Saturday, 20 November 2010

The teaser trailer from the new film version of "Brighton Rock"

Reviews appear mixed and some cinematic license is being taken with the text. The verdict's still out until I've seen the film.

Saturday, 13 November 2010

How to use SPIDER in analysing a poem

I've used FLIRT but this is good, too.  It's a useful acronym for examining unseen poetry. Ken Archer offers clear advice here on how to read a poem and write about it.

Improving your writing

This is essential for improving both your accuracy in punctuation and expression. It much easier to show your understanding of texts if you are up-to-speed with this key AO1 skill. The links below will enable you to do this independently!

BBC Skills Writing and links to other skils

Exercises in grammar and punctuation by Bristol University

If this does not work for you, why not try a video or a song from You Tube which focuses on the skill you need to learn? I like this video as it  rams home the message home in memorable way. Find the right

Here's a link to the Nazi Grammar Police, a play on a recent Quinton Tarantino film and it's very clever, too. Link to The Grammar Nazis

Saturday, 6 November 2010

Graham Greene on "Brighton Rock"

Graham Greene on Brighton Rock:

Brighton Rock I began in 1937 as a detective story and continued, I am sometimes tempted to think, as an error of judgment…The first fifty pages of Brighton Rock are all that remain of the detective story; they would irritate me, if I dared to look at them now, for I know I ought to have had the strength of mind to remove them, and to start the story again—however difficult the revisions might have proved — with what is now called Part Two.

...the setting of Brighton Rock may in part belong to an imaginary geographic region.
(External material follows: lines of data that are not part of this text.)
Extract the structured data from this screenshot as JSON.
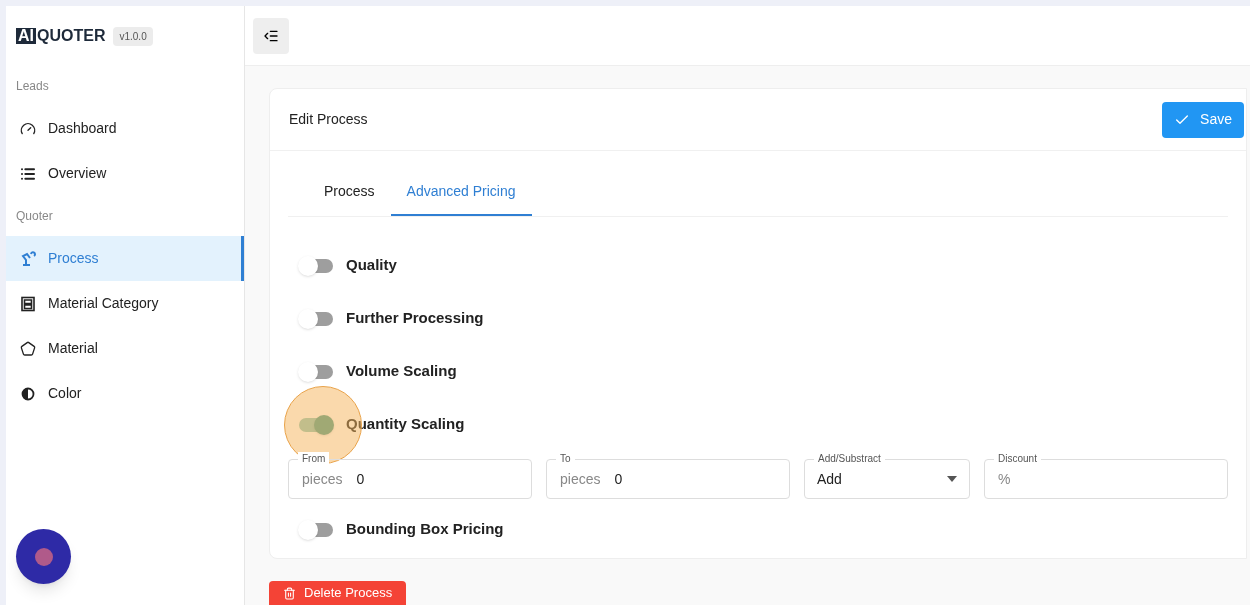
{
  "brand": {
    "logo_mark": "AI",
    "logo_text": "QUOTER",
    "version": "v1.0.0"
  },
  "sidebar": {
    "sections": [
      {
        "heading": "Leads",
        "items": [
          {
            "label": "Dashboard",
            "selected": false
          },
          {
            "label": "Overview",
            "selected": false
          }
        ]
      },
      {
        "heading": "Quoter",
        "items": [
          {
            "label": "Process",
            "selected": true
          },
          {
            "label": "Material Category",
            "selected": false
          },
          {
            "label": "Material",
            "selected": false
          },
          {
            "label": "Color",
            "selected": false
          }
        ]
      }
    ]
  },
  "card": {
    "title": "Edit Process",
    "save_button": "Save",
    "tabs": [
      {
        "label": "Process",
        "selected": false
      },
      {
        "label": "Advanced Pricing",
        "selected": true
      }
    ],
    "options": [
      {
        "label": "Quality",
        "on": false
      },
      {
        "label": "Further Processing",
        "on": false
      },
      {
        "label": "Volume Scaling",
        "on": false
      },
      {
        "label": "Quantity Scaling",
        "on": true,
        "fields": [
          {
            "kind": "text",
            "label": "From",
            "prefix": "pieces",
            "value": "0"
          },
          {
            "kind": "text",
            "label": "To",
            "prefix": "pieces",
            "value": "0"
          },
          {
            "kind": "select",
            "label": "Add/Substract",
            "value": "Add"
          },
          {
            "kind": "text",
            "label": "Discount",
            "prefix": "%"
          }
        ]
      },
      {
        "label": "Bounding Box Pricing",
        "on": false
      }
    ]
  },
  "delete_button": "Delete Process"
}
Though Nelson Place has been cleared away since the war, and the Brighton race gangs were to all intents quashed forever as a serious menace at Lewes Assizes a little before the date of my novel, and even Sherry's dance hall has vanished, they certainly did exist; there was a real Nelson Place, and a man was kidnapped on Brighton front in a broad daylight of the thirties, though not in the same circumstances as Hale, and his body was found somewhere out towards the Downs flung from a car. Colleoni, the gang leader, had his real prototype who had retired by 1938 and lived a gracious Catholic life in one of the Brighton crescents, although I found his name was still law when I demanded entrance by virtue of it to a little London nightclub called The Nest behind Regent Street…

All the same I must plead guilty to manufacturing this Brighton of mine as I never manufactured Mexico or Indochina. There were no living models for these gangsters, nor for the barmaid who so obstinately refused to come alive. I had spent only one night in the company of someone who could have belonged to Pinkie's gang—a man from the Wandsworth dog-tracks whose face had been carved because he was suspected of grassing to the bogies after a killing in the stadium. (He taught me the only professional slang I knew, but one cannot learn a language in one night however long.)

...The Pinkies are the real Peter Pans – doomed to be juvenile for a lifetime. They have something of a fallen angel about them, a morality which once belonged to another place. The outlaw of justice always keeps in his heart the sense of justice outraged – his crimes have an excuse and yet he is pursued by the Others. The Others have committed worse crimes and flourish. The world is full of Others who wear the masks of Success, of a Happy Family. Whatever crime he may be driven to commit the child who doesn't grow up remains the great champion of justice. "An eye for an eye." "Give them a dose of their own medicine." As children we have all suffered punishments for faults we have not committed, but the wound has soon healed. With Raven and Pinkie the wound never heals.
from Ways of Escape, pp.56-57, 61

Captain Corelli's Mandolin - A Podcast Review (AO3)

This review tongue-in-cheek and fun. Yet the review is spoken by Tom Hewitt and Patrick Walsh,  just after their A Level studies, who obviously loved the book. This will help with understanding the text, especially for the chapter in which the Italian soldiers are massacred. I liked their banter, honesty and judgement.
Ex students review the novel.

About Me

I teach Film, Media and English Lit.